Incorporation of AAA Rules in License Creates Clear and Unmistakable Intent to Arbitrate
October 20, 2006
Last Month at the Federal Circuit - November 2006
Judges: Newman (dissenting), Schall, Prost (author)
[Appealed from: S.D. Cal., Judge Brewster]
In Qualcomm Inc. v. Nokia Corp., No. 06-1317 (Fed. Cir. Oct. 20, 2006), the Federal Circuit considered the propriety of a district court’s denial of a motion to stay litigation pending arbitration.
In July 2001, Qualcomm Incorporated (“Qualcomm”) and Nokia Corporation (“Nokia”) entered into a licensing agreement that included a broad arbitration clause specifying that “[a]ny dispute, claim, or controversy arising out of or relating to this Agreement . . . shall be settled by arbitration . . . .” In November 2005, Qualcomm sued Nokia for patent infringement in the United States District Court for the Southern District of California. While the technology involved in the patent infringement lawsuit did not appear to relate to the technology encompassed by the license agreement, Nokia asserted that one specific assertion made in the complaint involved technology that it “believes is licensed under the . . . Agreement.” Nokia also sought to assert the affirmative defense of estoppel, in which it asserted that Qualcomm engaged in misleading conduct that caused Nokia to believe that Qualcomm did not hold any patents it intended to assert against Nokia’s products. Accordingly, Nokia instituted arbitration via the arbitration clause in the agreement and filed a motion to stay litigation. The district court denied the motion to stay.
On appeal, the Federal Circuit indicated that it “applies regional circuit law to questions of arbitrability that are not ‘intimately involved in the substance of [the] enforcement of a patent right’” in determining the standard of review that should be applied. Slip op. at 7. The Federal Circuit ultimately concluded that regardless of what standard of review the Ninth Circuit would apply, the district court erred because it undertook a full arbitrability analysis as if the parties had not clearly and unmistakably delegated arbitrability decisions to an arbitrator.
Under the Federal Arbitration Act, a district court must stay the judicial proceeding in favor of the arbitration if the court is “satisfied that the issue involved . . . is referable to arbitration.” In this case, the Federal Circuit considered whether the district court properly determined that the issue was not referable to arbitration.
The Federal Circuit then put forth a two-part analysis. First, the district court must ask who has the primary power to decide arbitrability under the relevant agreement. This, in essence, becomes a question of whether the parties clearly and unmistakably intendedto delegate arbitrability decisions to an arbitrator. Second, if the court concludes that the parties did not clearly and unmistakably intend to delegate arbitrability decisions to an arbitrator, the general rule that the question of arbitrability is for judicial determination applies and the court should undertake a full arbitrability inquiry in order to be satisfied that the issue involved is referable to arbitration.

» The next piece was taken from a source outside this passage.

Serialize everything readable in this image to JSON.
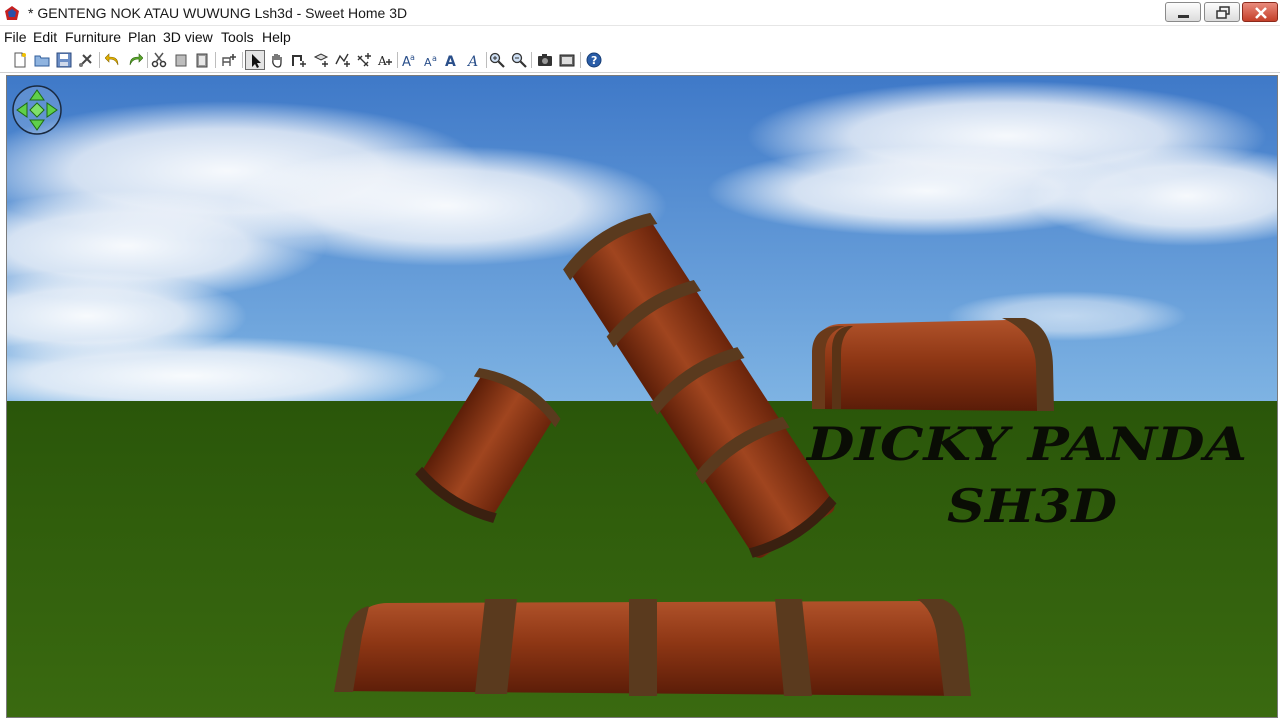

If, however, the court concludes that the parties did clearly and unmistakably intend to delegate the power to decide arbitrability to an arbitrator, then the court must perform a limited inquiry as to whether the assertion of arbitrability is “wholly groundless.” If the court finds that the assertion is wholly groundless, then it may conclude that it is not “satisfied” under section 3 of the Federal Arbitration Act and deny the moving party’s request for a stay. If the court concludes that the assertion is not wholly groundless, then it should stay the trial of the action pending a ruling on arbitrability by an arbitrator. The Federal Circuit explained in a footnote that this “wholly groundless” analysis serves as a check on a party’s ability to assert “any claim at all, no matter how divorced from the parties’ agreement, to force an arbitration.” Id. at 11 n.5.
In analyzing the first step, the Federal Circuit looked at the agreement and concluded that the incorporation of the American Arbitration Association rules (“the AAA rules”) “evidences a clear and unmistakable intent to delegate the determination of arbitrability to an arbitrator.” Id. at 10. The Federal Circuit thus concluded that the district court should have limited itself to answering whether Nokia’s assertions of arbitrability were “wholly groundless” and remanded the case to the district court.
Judge Newman wrote a one-line dissent, in which she stated that she would affirm the judgment of the district court.